SANTA MONICA.- Leslie Sacks Contemporary
announces an exhibition of works by Venice Beach artist Ed Moses. The exhibition consists of two new series of paintings by the 87 year old abstract expressionist painter.
The exhibition title, A Stone Mirror Reversed, alludes to the collection of short stories, Ficciones byJorge Luis Borges. A mid century author of science fiction, Borges is known for his layered narratives that can be understood in multiple ways, allowing all the possibilities to unfold. Moses interest in Borges writing has a direct connection to his practice as a painter.
In Borges short story The Garden of the Forking Paths, the author describes a world where all possible outcomes of an event occur simultaneously through time in a labrynth-like manner. Ed Moses has able been to relate this concept to his iconic grid paintings. Similar to the themes in Borges writings, Ed Moses cube paintings can be seen as layers of pathways in both time and space. They challenge the viewer to decipher where the works begin and end, where they push and pull, where to enter and where to exit.
In Ed Moses latest series of transfer paintings, known as the reversals, he takes older works and pulls the paint through the back of the canvas. To explain the idea behind these works, Ed Moses points to the stone mirror described in Borges Tlön, Uqbar, Orbis Tertius another short story in Ficciones. The stone mirror is an object that embodies the temporal activity that occurs while making these paintings. Just as light travels to a stone mirror where it is absorbed and reflected as an image in reverse, the paint is absorbed through the canvas and reconstituted as a reflection or reversal of the former painting.
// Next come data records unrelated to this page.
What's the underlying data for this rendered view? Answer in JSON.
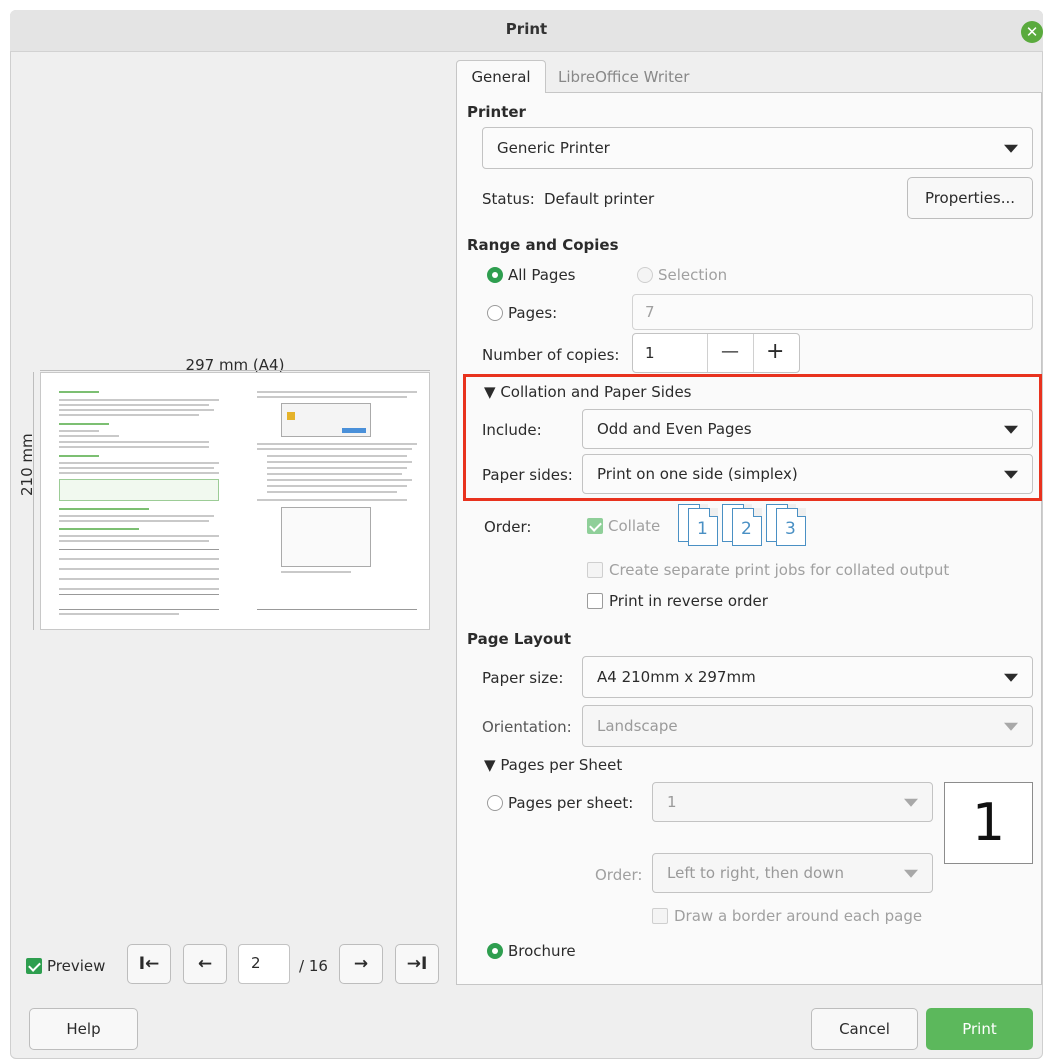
{
  "window": {
    "title": "Print"
  },
  "tabs": [
    "General",
    "LibreOffice Writer"
  ],
  "printer": {
    "section_title": "Printer",
    "selected": "Generic Printer",
    "status_label": "Status:",
    "status_value": "Default printer",
    "properties_button": "Properties..."
  },
  "range": {
    "section_title": "Range and Copies",
    "all_pages": "All Pages",
    "selection": "Selection",
    "pages_label": "Pages:",
    "pages_placeholder": "7",
    "copies_label": "Number of copies:",
    "copies_value": "1",
    "minus": "—",
    "plus": "+"
  },
  "collation": {
    "section_title": "Collation and Paper Sides",
    "include_label": "Include:",
    "include_value": "Odd and Even Pages",
    "sides_label": "Paper sides:",
    "sides_value": "Print on one side (simplex)",
    "highlight_color": "#e8321e",
    "order_label": "Order:",
    "collate": "Collate",
    "collate_pages": [
      "1",
      "2",
      "3"
    ],
    "separate_jobs": "Create separate print jobs for collated output",
    "reverse_order": "Print in reverse order"
  },
  "layout": {
    "section_title": "Page Layout",
    "paper_size_label": "Paper size:",
    "paper_size_value": "A4 210mm x 297mm",
    "orientation_label": "Orientation:",
    "orientation_value": "Landscape",
    "pps_section": "Pages per Sheet",
    "pps_label": "Pages per sheet:",
    "pps_value": "1",
    "pps_preview": "1",
    "order_label": "Order:",
    "order_value": "Left to right, then down",
    "border": "Draw a border around each page",
    "brochure": "Brochure"
  },
  "preview": {
    "width_label": "297 mm (A4)",
    "height_label": "210 mm",
    "preview_toggle": "Preview",
    "first_icon": "first-page-icon",
    "prev_icon": "previous-page-icon",
    "next_icon": "next-page-icon",
    "last_icon": "last-page-icon",
    "page_value": "2",
    "page_total": "/ 16"
  },
  "footer": {
    "help": "Help",
    "cancel": "Cancel",
    "print": "Print",
    "accent": "#5cb85c"
  }
}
Ed Moses was born in Long Beach, California, in 1926 and received his BA and MA from the University of California, Los Angeles. His career began in the legendary Ferus Gallery in Los Angeles in 1958. In 1996, the Museum of Contemporary Art in Los Angeles presented a full-scale retrospective of his career. His work is included in the public collections of the Art Institute of Chicago; Los Angeles County Museum of Art; Menil Foundation, Houston; Museum of Contemporary Art, Los Angeles; Museum of Modern Art, New York; Philadelphia Museum of Art; San Francisco Museum of Modern Art; and the Whitney Museum of American Art, New York, among others.